Week 10: Squares (up to 15 x 15)
1 4 9 16 25 36 49 64 81 100 121 144 169 196 225
Week 11: Cubes (up to 10 x 10 x 10)
1 8 27 64 125 216 343 512 729 1000
Week 12: teaspoons and tablespoons
3 teaspoons (tsp.) = 1 tablespoon (Tbsp.)
2 tablespoons (Tbsp.) = 1 fluid ounce (fl. oz.)
Week 13: liquid equivalents
8 fluid ounces (fl. oz.) = 1 cup (c.)
2 cups (c.) = 1 pint (pt.)
2 pints (pts.) = 1 quart (qt.)
4 quarts (qts.) = 1 gallon (gal.)
Week 14: linear equivalents
2.54 centimeters (cm) = 1 inch (in.)
12 inches (in.) = 1 foot (ft.)
5,280 feet (ft.) = 1 mile (mi.)
Week 15: metric measurements
10 millimeters (mm) = 1 centimeter (cm)
100 centimeters (cm) = 1 meter (m)
1,000 meters (m) = 1 kilometer (km)
Week 16: The AREA of a RECTANGLE equals length times width.
Week 17: The AREA of a SQUARE equals length of its side squared.
Week 18: The AREA of a TRIANGLE equals one-half (.) base times height.
Week 19: The AREA of a CIRCLE equals pi (3.14) times the radius squared.
Week 20: The CIRCUMFERENCE of a CIRCLE equals two times pi (3.14) times the radius.
Week 21: The Associative Law for addition: (a+b)+c=a+(b+c)

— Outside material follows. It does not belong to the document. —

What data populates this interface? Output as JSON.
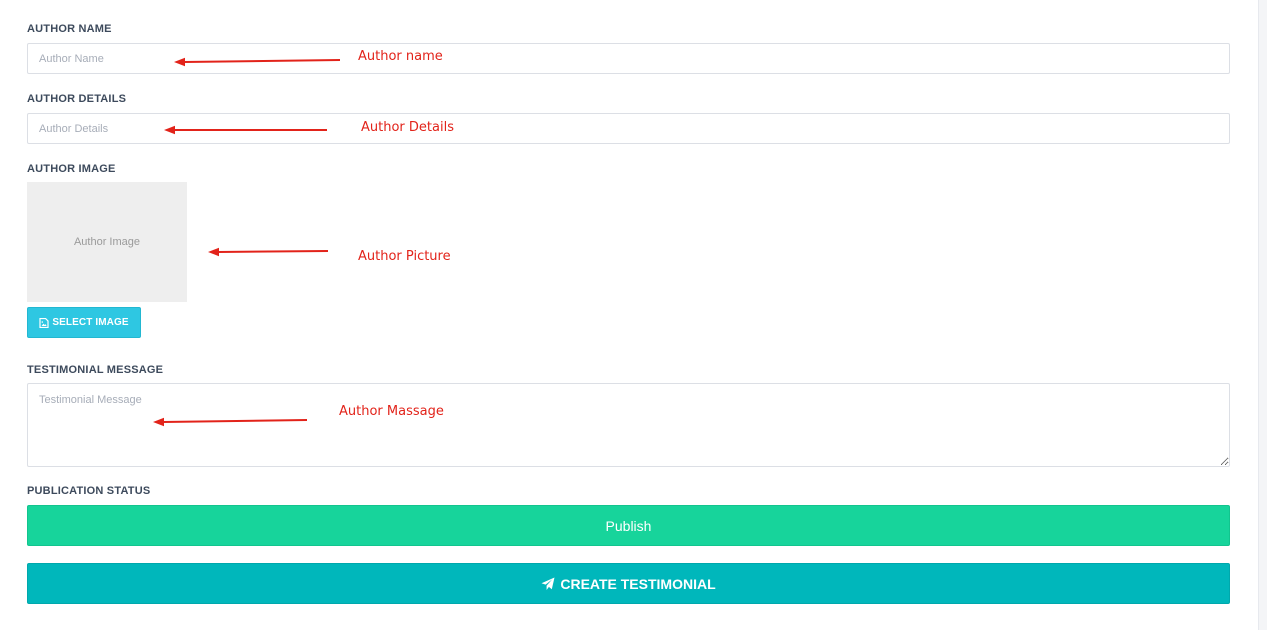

The Associative Law for multiplication: (a * b) * c= a * (b * c)
Week 22; The Commutative Law for addition: a+b=b+a
The Commutative Law for multiplication: a * b=b * a
Week 23: The DISTRIBUTIVE LAW states: a(b+c)=ab+ac
Week 24: The IDENTITY LAW for addition states: a+0=a
The Identity Law for multiplication states: a * 1=a
That is a lot of information to be able to recite with perfection in one sitting!
Halle, you rock!!!